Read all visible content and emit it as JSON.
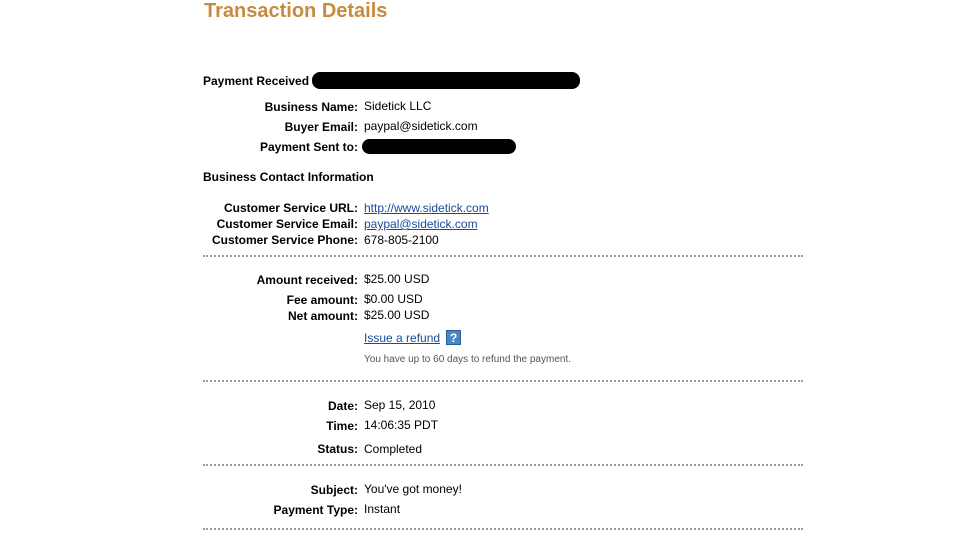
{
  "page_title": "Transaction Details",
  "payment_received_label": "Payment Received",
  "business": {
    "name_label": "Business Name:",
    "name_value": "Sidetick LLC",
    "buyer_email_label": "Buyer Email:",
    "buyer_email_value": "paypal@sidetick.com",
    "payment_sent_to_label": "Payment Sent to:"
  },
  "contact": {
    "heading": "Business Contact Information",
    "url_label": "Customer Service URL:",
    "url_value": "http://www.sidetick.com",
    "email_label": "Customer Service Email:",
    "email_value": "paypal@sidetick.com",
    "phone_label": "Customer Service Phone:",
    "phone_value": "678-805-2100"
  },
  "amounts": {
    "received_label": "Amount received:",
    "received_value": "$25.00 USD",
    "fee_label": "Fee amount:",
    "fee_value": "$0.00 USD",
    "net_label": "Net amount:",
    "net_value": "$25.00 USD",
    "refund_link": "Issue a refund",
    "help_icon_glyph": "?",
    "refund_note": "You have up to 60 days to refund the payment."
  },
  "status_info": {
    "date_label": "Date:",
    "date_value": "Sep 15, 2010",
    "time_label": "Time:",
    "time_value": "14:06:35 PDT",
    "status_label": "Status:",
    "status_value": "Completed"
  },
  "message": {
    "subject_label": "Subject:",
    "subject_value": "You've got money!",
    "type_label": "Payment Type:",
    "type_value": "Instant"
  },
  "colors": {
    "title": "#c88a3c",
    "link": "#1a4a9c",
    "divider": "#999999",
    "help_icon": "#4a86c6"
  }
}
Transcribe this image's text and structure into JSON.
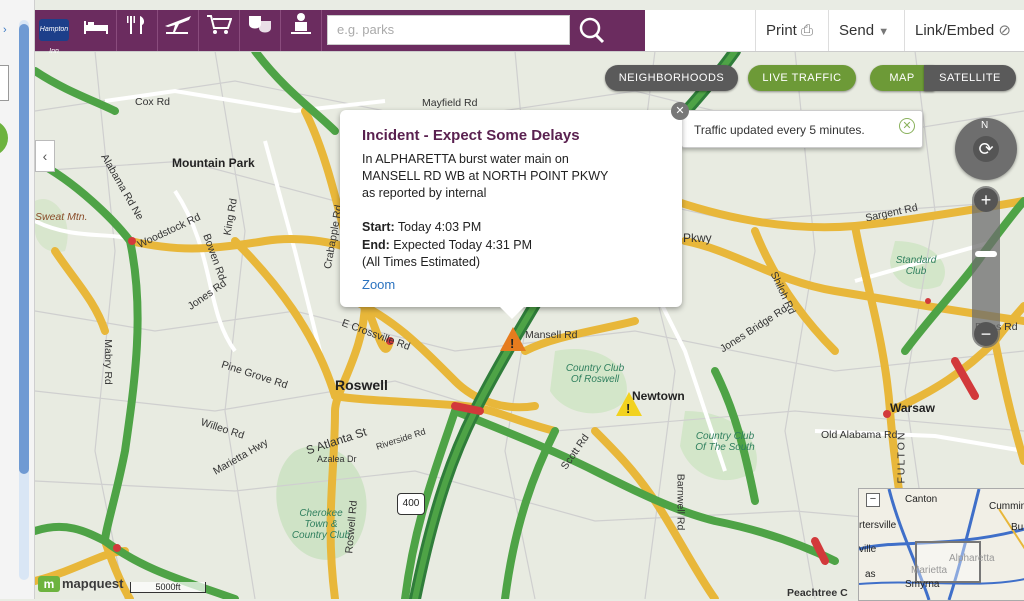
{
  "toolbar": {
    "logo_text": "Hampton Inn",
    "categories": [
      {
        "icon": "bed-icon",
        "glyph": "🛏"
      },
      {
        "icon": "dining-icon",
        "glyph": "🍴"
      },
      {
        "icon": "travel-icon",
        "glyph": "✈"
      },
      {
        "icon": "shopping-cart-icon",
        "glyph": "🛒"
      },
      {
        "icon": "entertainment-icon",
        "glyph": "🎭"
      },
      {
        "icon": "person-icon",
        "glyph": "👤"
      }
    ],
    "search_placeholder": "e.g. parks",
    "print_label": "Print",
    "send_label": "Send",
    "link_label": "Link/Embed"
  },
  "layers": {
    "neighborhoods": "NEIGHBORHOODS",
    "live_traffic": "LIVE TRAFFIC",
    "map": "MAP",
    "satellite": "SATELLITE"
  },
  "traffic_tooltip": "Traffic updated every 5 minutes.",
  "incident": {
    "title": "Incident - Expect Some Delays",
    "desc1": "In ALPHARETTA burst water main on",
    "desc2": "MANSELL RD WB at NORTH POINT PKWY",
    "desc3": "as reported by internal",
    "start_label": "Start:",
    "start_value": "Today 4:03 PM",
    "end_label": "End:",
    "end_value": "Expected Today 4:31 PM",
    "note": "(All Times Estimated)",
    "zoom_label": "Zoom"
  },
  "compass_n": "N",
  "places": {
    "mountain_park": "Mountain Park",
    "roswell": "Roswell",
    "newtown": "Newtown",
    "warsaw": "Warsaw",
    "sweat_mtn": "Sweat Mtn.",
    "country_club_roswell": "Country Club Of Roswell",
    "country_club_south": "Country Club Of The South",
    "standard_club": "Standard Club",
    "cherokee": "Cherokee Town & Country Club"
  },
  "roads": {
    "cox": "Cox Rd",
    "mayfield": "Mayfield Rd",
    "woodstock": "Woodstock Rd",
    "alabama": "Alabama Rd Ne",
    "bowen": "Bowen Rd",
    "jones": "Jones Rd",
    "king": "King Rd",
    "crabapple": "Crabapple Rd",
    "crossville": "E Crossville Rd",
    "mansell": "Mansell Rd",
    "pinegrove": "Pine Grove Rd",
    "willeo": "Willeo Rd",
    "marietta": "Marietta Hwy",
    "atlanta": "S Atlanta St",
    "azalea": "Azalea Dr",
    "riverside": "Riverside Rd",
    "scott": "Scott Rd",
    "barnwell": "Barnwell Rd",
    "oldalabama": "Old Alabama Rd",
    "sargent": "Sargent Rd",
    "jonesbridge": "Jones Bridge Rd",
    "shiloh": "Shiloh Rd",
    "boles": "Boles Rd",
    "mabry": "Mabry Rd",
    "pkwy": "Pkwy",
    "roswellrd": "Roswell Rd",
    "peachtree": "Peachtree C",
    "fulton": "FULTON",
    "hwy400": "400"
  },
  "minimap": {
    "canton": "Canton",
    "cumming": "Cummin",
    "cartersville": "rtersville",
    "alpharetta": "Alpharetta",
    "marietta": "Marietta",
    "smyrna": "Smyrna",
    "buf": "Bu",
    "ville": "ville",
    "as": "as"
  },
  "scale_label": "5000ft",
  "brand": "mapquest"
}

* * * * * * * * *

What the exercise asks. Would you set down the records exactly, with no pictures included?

Response box.
Read all visible content and emit it as JSON.
{
  "page_title": "Transaction Details",
  "payment_received_label": "Payment Received",
  "business": {
    "name_label": "Business Name:",
    "name_value": "Sidetick LLC",
    "buyer_email_label": "Buyer Email:",
    "buyer_email_value": "paypal@sidetick.com",
    "payment_sent_to_label": "Payment Sent to:"
  },
  "contact": {
    "heading": "Business Contact Information",
    "url_label": "Customer Service URL:",
    "url_value": "http://www.sidetick.com",
    "email_label": "Customer Service Email:",
    "email_value": "paypal@sidetick.com",
    "phone_label": "Customer Service Phone:",
    "phone_value": "678-805-2100"
  },
  "amounts": {
    "received_label": "Amount received:",
    "received_value": "$25.00 USD",
    "fee_label": "Fee amount:",
    "fee_value": "$0.00 USD",
    "net_label": "Net amount:",
    "net_value": "$25.00 USD",
    "refund_link": "Issue a refund",
    "help_icon_glyph": "?",
    "refund_note": "You have up to 60 days to refund the payment."
  },
  "status_info": {
    "date_label": "Date:",
    "date_value": "Sep 15, 2010",
    "time_label": "Time:",
    "time_value": "14:06:35 PDT",
    "status_label": "Status:",
    "status_value": "Completed"
  },
  "message": {
    "subject_label": "Subject:",
    "subject_value": "You've got money!",
    "type_label": "Payment Type:",
    "type_value": "Instant"
  },
  "colors": {
    "title": "#c88a3c",
    "link": "#1a4a9c",
    "divider": "#999999",
    "help_icon": "#4a86c6"
  }
}
Transcribe this image's text and structure into JSON.
{
  "toolbar": {
    "logo_text": "Hampton Inn",
    "categories": [
      {
        "icon": "bed-icon",
        "glyph": "🛏"
      },
      {
        "icon": "dining-icon",
        "glyph": "🍴"
      },
      {
        "icon": "travel-icon",
        "glyph": "✈"
      },
      {
        "icon": "shopping-cart-icon",
        "glyph": "🛒"
      },
      {
        "icon": "entertainment-icon",
        "glyph": "🎭"
      },
      {
        "icon": "person-icon",
        "glyph": "👤"
      }
    ],
    "search_placeholder": "e.g. parks",
    "print_label": "Print",
    "send_label": "Send",
    "link_label": "Link/Embed"
  },
  "layers": {
    "neighborhoods": "NEIGHBORHOODS",
    "live_traffic": "LIVE TRAFFIC",
    "map": "MAP",
    "satellite": "SATELLITE"
  },
  "traffic_tooltip": "Traffic updated every 5 minutes.",
  "incident": {
    "title": "Incident - Expect Some Delays",
    "desc1": "In ALPHARETTA burst water main on",
    "desc2": "MANSELL RD WB at NORTH POINT PKWY",
    "desc3": "as reported by internal",
    "start_label": "Start:",
    "start_value": "Today 4:03 PM",
    "end_label": "End:",
    "end_value": "Expected Today 4:31 PM",
    "note": "(All Times Estimated)",
    "zoom_label": "Zoom"
  },
  "compass_n": "N",
  "places": {
    "mountain_park": "Mountain Park",
    "roswell": "Roswell",
    "newtown": "Newtown",
    "warsaw": "Warsaw",
    "sweat_mtn": "Sweat Mtn.",
    "country_club_roswell": "Country Club Of Roswell",
    "country_club_south": "Country Club Of The South",
    "standard_club": "Standard Club",
    "cherokee": "Cherokee Town & Country Club"
  },
  "roads": {
    "cox": "Cox Rd",
    "mayfield": "Mayfield Rd",
    "woodstock": "Woodstock Rd",
    "alabama": "Alabama Rd Ne",
    "bowen": "Bowen Rd",
    "jones": "Jones Rd",
    "king": "King Rd",
    "crabapple": "Crabapple Rd",
    "crossville": "E Crossville Rd",
    "mansell": "Mansell Rd",
    "pinegrove": "Pine Grove Rd",
    "willeo": "Willeo Rd",
    "marietta": "Marietta Hwy",
    "atlanta": "S Atlanta St",
    "azalea": "Azalea Dr",
    "riverside": "Riverside Rd",
    "scott": "Scott Rd",
    "barnwell": "Barnwell Rd",
    "oldalabama": "Old Alabama Rd",
    "sargent": "Sargent Rd",
    "jonesbridge": "Jones Bridge Rd",
    "shiloh": "Shiloh Rd",
    "boles": "Boles Rd",
    "mabry": "Mabry Rd",
    "pkwy": "Pkwy",
    "roswellrd": "Roswell Rd",
    "peachtree": "Peachtree C",
    "fulton": "FULTON",
    "hwy400": "400"
  },
  "minimap": {
    "canton": "Canton",
    "cumming": "Cummin",
    "cartersville": "rtersville",
    "alpharetta": "Alpharetta",
    "marietta": "Marietta",
    "smyrna": "Smyrna",
    "buf": "Bu",
    "ville": "ville",
    "as": "as"
  },
  "scale_label": "5000ft",
  "brand": "mapquest"
}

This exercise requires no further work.